General Electric, the US industrial group, is under investigation by the Securities and Exchange Commission over its announcement last week that it needed to pay an additional $15 billion (€12.1 billion) over the next seven years for legacy insurance liabilities.
Jamie Miller, GE’s chief financial officer, said on a call with analysts to discuss the company’s fourth-quarter earnings that it had been notified by the SEC that it was “investigating the process leading to the insurance reserve increase and fourth quarter charge as well as GE’s revenue recognition and controls for long-term service agreements.”
She added that the company was “co-operating fully with the investigation, which is in very early stages.”
The company disclosed last week that for the fourth quarter of 2017 it was taking a $9.5 billion pretax charge for those legacy insurance liabilities, which mostly relate to long-term care policies.
GE pulled out of insurance in 2004-06, but retained a run-off of policies sold in the 1990s and early 2000s. Rising longevity has meant that the cost of long-term care has been soaring.
Ms Miller disclosed the investigation as GE capped off a bruising year in 2017 by reporting a $9.8 billion loss in the fourth quarter, as it was hit by continuing problems in its division making equipment for the power industry.
Those figures included the large charges that the company warned about last week, including the costs of the legacy insurance liabilities.
But even without them, earnings per share were 27 cents, down 55 per cent from the equivalent period of 2016 and below the average of analysts’ forecasts of 28 cents.
GE also suggested it could be one of the companies that is likely to be worse off as a result of the shake-up of the US tax system passed at the end of last year.
The company has been struggling to recover its footing under new chief executive John Flannery, who took over last August. He insisted that the results showed “some of the early progress we are seeing from our key initiatives”.
He added that his management team was “focused on operational execution, capital allocation and deep cost reduction to position us for continued improvement in 2018”.

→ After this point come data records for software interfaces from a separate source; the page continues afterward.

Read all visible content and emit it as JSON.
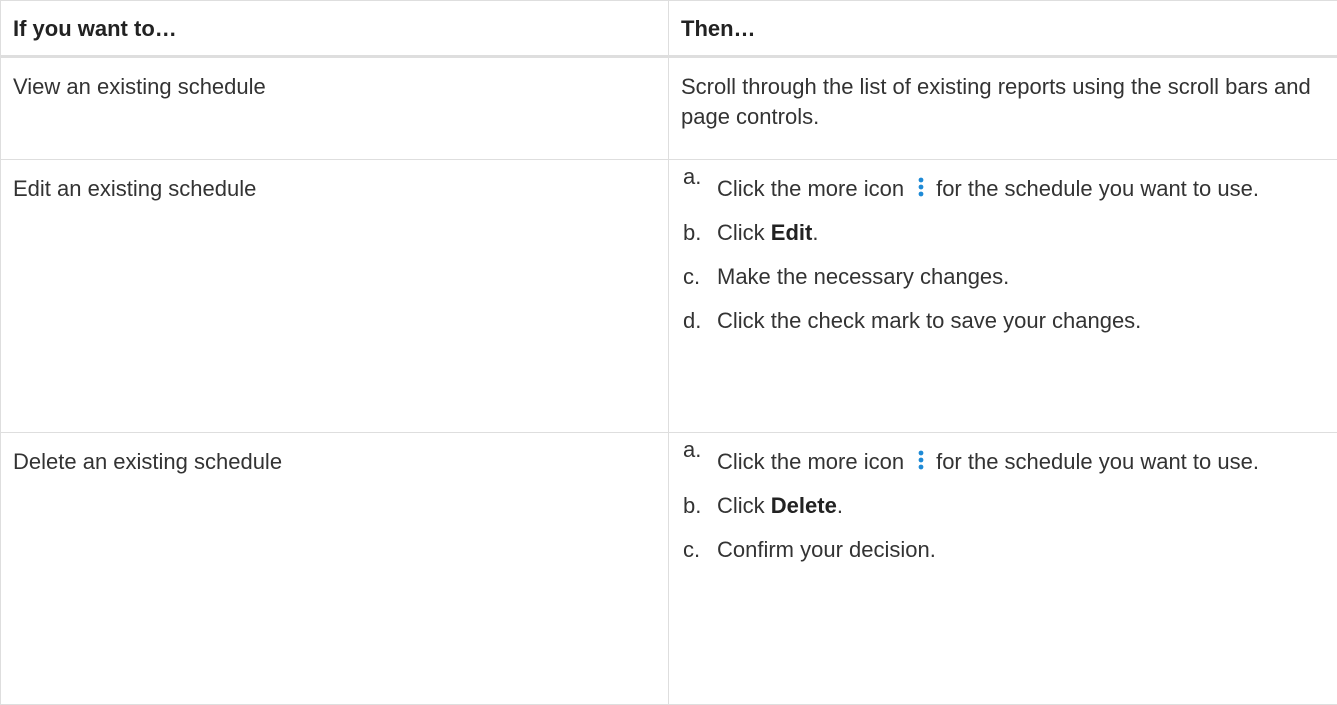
{
  "table": {
    "headers": [
      "If you want to…",
      "Then…"
    ],
    "row_view": {
      "action": "View an existing schedule",
      "then": "Scroll through the list of existing reports using the scroll bars and page controls."
    },
    "row_edit": {
      "action": "Edit an existing schedule",
      "step_a_marker": "a.",
      "step_a_pre": "Click the more icon",
      "step_a_post": "for the schedule you want to use.",
      "step_b_marker": "b.",
      "step_b_pre": "Click ",
      "step_b_bold": "Edit",
      "step_b_post": ".",
      "step_c_marker": "c.",
      "step_c_text": "Make the necessary changes.",
      "step_d_marker": "d.",
      "step_d_text": "Click the check mark to save your changes."
    },
    "row_delete": {
      "action": "Delete an existing schedule",
      "step_a_marker": "a.",
      "step_a_pre": "Click the more icon",
      "step_a_post": "for the schedule you want to use.",
      "step_b_marker": "b.",
      "step_b_pre": "Click ",
      "step_b_bold": "Delete",
      "step_b_post": ".",
      "step_c_marker": "c.",
      "step_c_text": "Confirm your decision."
    }
  },
  "icons": {
    "more": "vertical-ellipsis-icon"
  },
  "colors": {
    "icon_blue": "#1e8ad6",
    "border": "#dedede",
    "text": "#333333"
  }
}
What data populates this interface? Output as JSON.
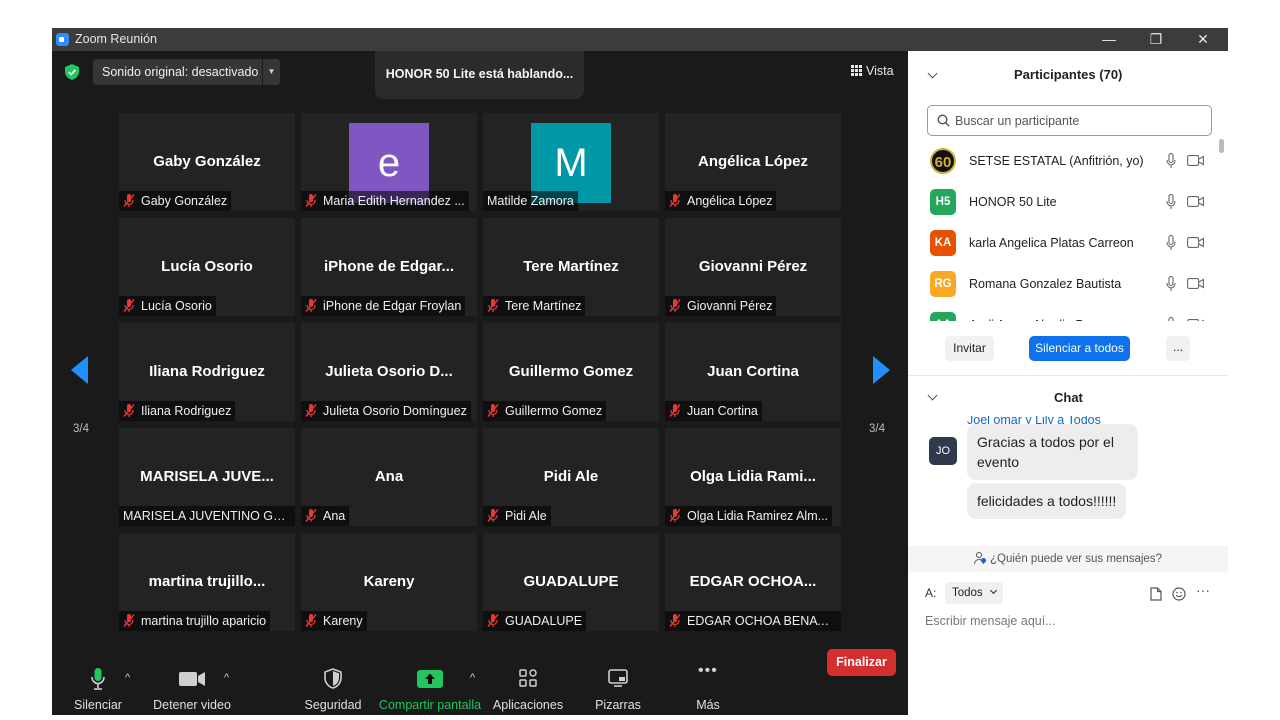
{
  "window": {
    "title": "Zoom Reunión",
    "controls": {
      "minimize": "—",
      "restore": "❐",
      "close": "✕"
    }
  },
  "video": {
    "audio_dropdown": "Sonido original: desactivado",
    "speaking_banner": "HONOR 50 Lite está hablando...",
    "view_button": "Vista",
    "page_left": "3/4",
    "page_right": "3/4",
    "tiles": [
      {
        "big": "Gaby González",
        "tag": "Gaby González",
        "muted": true
      },
      {
        "avatar_letter": "e",
        "avatar_color": "#7e57c2",
        "tag": "Maria Edith Hernandez ...",
        "muted": true
      },
      {
        "avatar_letter": "M",
        "avatar_color": "#0097a7",
        "tag": "Matilde Zamora",
        "muted": false
      },
      {
        "big": "Angélica López",
        "tag": "Angélica López",
        "muted": true
      },
      {
        "big": "Lucía Osorio",
        "tag": "Lucía Osorio",
        "muted": true
      },
      {
        "big": "iPhone  de  Edgar...",
        "tag": "iPhone de Edgar Froylan",
        "muted": true
      },
      {
        "big": "Tere Martínez",
        "tag": "Tere Martínez",
        "muted": true
      },
      {
        "big": "Giovanni Pérez",
        "tag": "Giovanni Pérez",
        "muted": true
      },
      {
        "big": "Iliana Rodriguez",
        "tag": "Iliana Rodriguez",
        "muted": true
      },
      {
        "big": "Julieta  Osorio  D...",
        "tag": "Julieta Osorio Domínguez",
        "muted": true
      },
      {
        "big": "Guillermo Gomez",
        "tag": "Guillermo Gomez",
        "muted": true
      },
      {
        "big": "Juan Cortina",
        "tag": "Juan Cortina",
        "muted": true
      },
      {
        "big": "MARISELA  JUVE...",
        "tag": "MARISELA JUVENTINO GU...",
        "muted": false
      },
      {
        "big": "Ana",
        "tag": "Ana",
        "muted": true
      },
      {
        "big": "Pidi Ale",
        "tag": "Pidi Ale",
        "muted": true
      },
      {
        "big": "Olga  Lidia  Rami...",
        "tag": "Olga Lidia Ramirez Alm...",
        "muted": true
      },
      {
        "big": "martina  trujillo...",
        "tag": "martina trujillo aparicio",
        "muted": true
      },
      {
        "big": "Kareny",
        "tag": "Kareny",
        "muted": true
      },
      {
        "big": "GUADALUPE",
        "tag": "GUADALUPE",
        "muted": true
      },
      {
        "big": "EDGAR  OCHOA...",
        "tag": "EDGAR OCHOA BENAVI...",
        "muted": true
      }
    ]
  },
  "toolbar": {
    "mute": "Silenciar",
    "video": "Detener video",
    "security": "Seguridad",
    "share": "Compartir pantalla",
    "apps": "Aplicaciones",
    "whiteboards": "Pizarras",
    "more": "Más",
    "end": "Finalizar",
    "share_color": "#22c55e",
    "end_color": "#d32f2f"
  },
  "participants": {
    "title": "Participantes (70)",
    "search_placeholder": "Buscar un participante",
    "list": [
      {
        "initials": "60",
        "name": "SETSE ESTATAL (Anfitrión, yo)",
        "color": "#1a1a1a"
      },
      {
        "initials": "H5",
        "name": "HONOR 50 Lite",
        "color": "#26a65b"
      },
      {
        "initials": "KA",
        "name": "karla Angelica  Platas Carreon",
        "color": "#e65100"
      },
      {
        "initials": "RG",
        "name": "Romana Gonzalez Bautista",
        "color": "#f9a825"
      },
      {
        "initials": "AA",
        "name": "Aroli Aaron  Abadia Ponce",
        "color": "#26a65b"
      }
    ],
    "invite": "Invitar",
    "mute_all": "Silenciar a todos",
    "more": "..."
  },
  "chat": {
    "title": "Chat",
    "sender": "Joel omar y Lily a Todos",
    "sender_initials": "JO",
    "messages": [
      "Gracias a todos  por el evento",
      "felicidades a todos!!!!!!"
    ],
    "who_can_see": "¿Quién puede ver sus mensajes?",
    "to_label": "A:",
    "to_value": "Todos",
    "input_placeholder": "Escribir mensaje aquí..."
  }
}
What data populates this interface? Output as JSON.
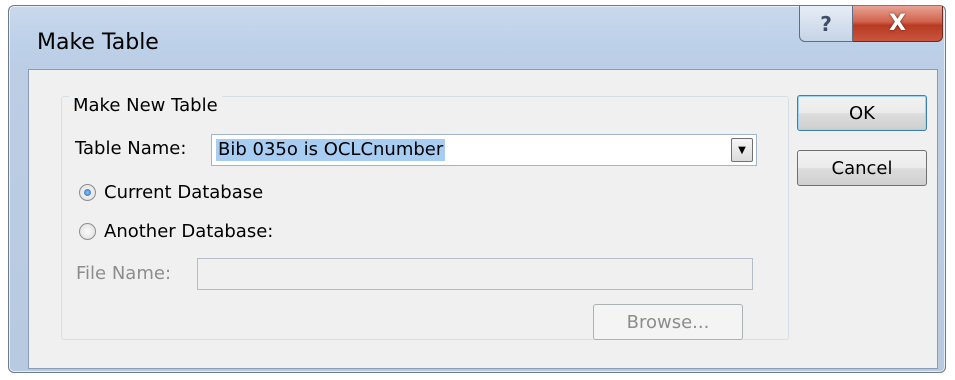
{
  "window": {
    "title": "Make Table",
    "help_glyph": "?",
    "close_glyph": "X"
  },
  "group": {
    "label": "Make New Table"
  },
  "table_name": {
    "label": "Table Name:",
    "value": "Bib 035o is OCLCnumber"
  },
  "options": {
    "current_database": "Current Database",
    "another_database": "Another Database:",
    "selected": "current_database"
  },
  "file_name": {
    "label": "File Name:",
    "value": ""
  },
  "buttons": {
    "ok": "OK",
    "cancel": "Cancel",
    "browse": "Browse..."
  },
  "icons": {
    "dropdown": "▼",
    "help": "question-icon",
    "close": "close-icon"
  }
}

Revenues were also weaker than expected, down 5 per cent at $31.4 billion for the quarter, and industrial operating profit margins slipped to 11.2 per cent from 16.8 per cent in the final quarter of 2016. However, the company said it had cut $1.7 billion in structural costs in 2017, almost half of it from the power equipment division, and was aiming for a further reduction of $2 billion or more this year.
Of the company’s three core divisions, healthcare performed well, with profits up 13 per cent at $1.16 billion. Aviation including aero engines was up 2 per cent at $1.79 billion. But the profit collapse seen in the third quarter continued in the power division, with an 88 per cent drop to $260 million.
GE has been hit by a shift in the electricity industry towards renewable energy and away from the gas-fired plants that are its traditional strength. It built up its operations in fossil fuel generation, particularly coal-fired power plants, with the $10 billion acquisition of Alstom’s energy business in 2015.
The company suggested its own decisions had played a part in the division’s poor performance, saying the business had operated “well below expectations”. The leadership of the division was changed last year and the team has started taking measures to improve performance, including cutting its headcount of professionals by 11 per cent. The division announced last month that it planned to cut 12,000 jobs and it is reviewing its locations for possible site closures.
Orders in the power division were weak, down 13 per cent for 2017 as a whole, while revenues from services dropped 6 per cent. Orders for the renewable energy business, principally wind turbines, were up just 1 per cent for the year at $10.4 billion but profits in the fourth quarter were up 25 per cent at $203 million.
Conditions also remain difficult for Baker Hughes, the oilfield services group in which GE has a controlling 62.5 per cent stake. Excluding restructuring charges and other one-off items, profits there were down 25 per cent at $307 million.
Looking ahead to 2018, GE said it expected the power market to continue to be difficult, and aviation and healthcare to remain strong. It maintained the guidance it gave last year that adjusted earnings per share for 2018, excluding one-off items, were expected to be in the $1-$1.07 range. A year ago Jeff Immelt, the previous chief executive, was still suggesting it was possible that 2018 earnings per share could hit $2.
The company also gave more details of the expected impact of the sweeping tax changes signed into law by US president Donald Trump late last year, which included a reduction in the main rate of corporate tax from 35 per cent to 21 per cent. GE is taking a one-off charge of $3.5 billion, including $2.2 billion for the reduced value of tax credits and deferred tax assets, and $1.2 billion for the new one-off tax of 15.5 per cent on previously accumulated earnings outside the US.
For the longer term, the company said it was planning for a tax rate in the “low to mid 20s” per cent, which would be higher than it has been paying in recent years. It reported last year that excluding GE Capital, the financial services division that has been mostly sold off, it paid an effective tax rate of 14 per cent in 2015 and 9 per cent in 2016.
– Copyright The Financial Times Limited 2018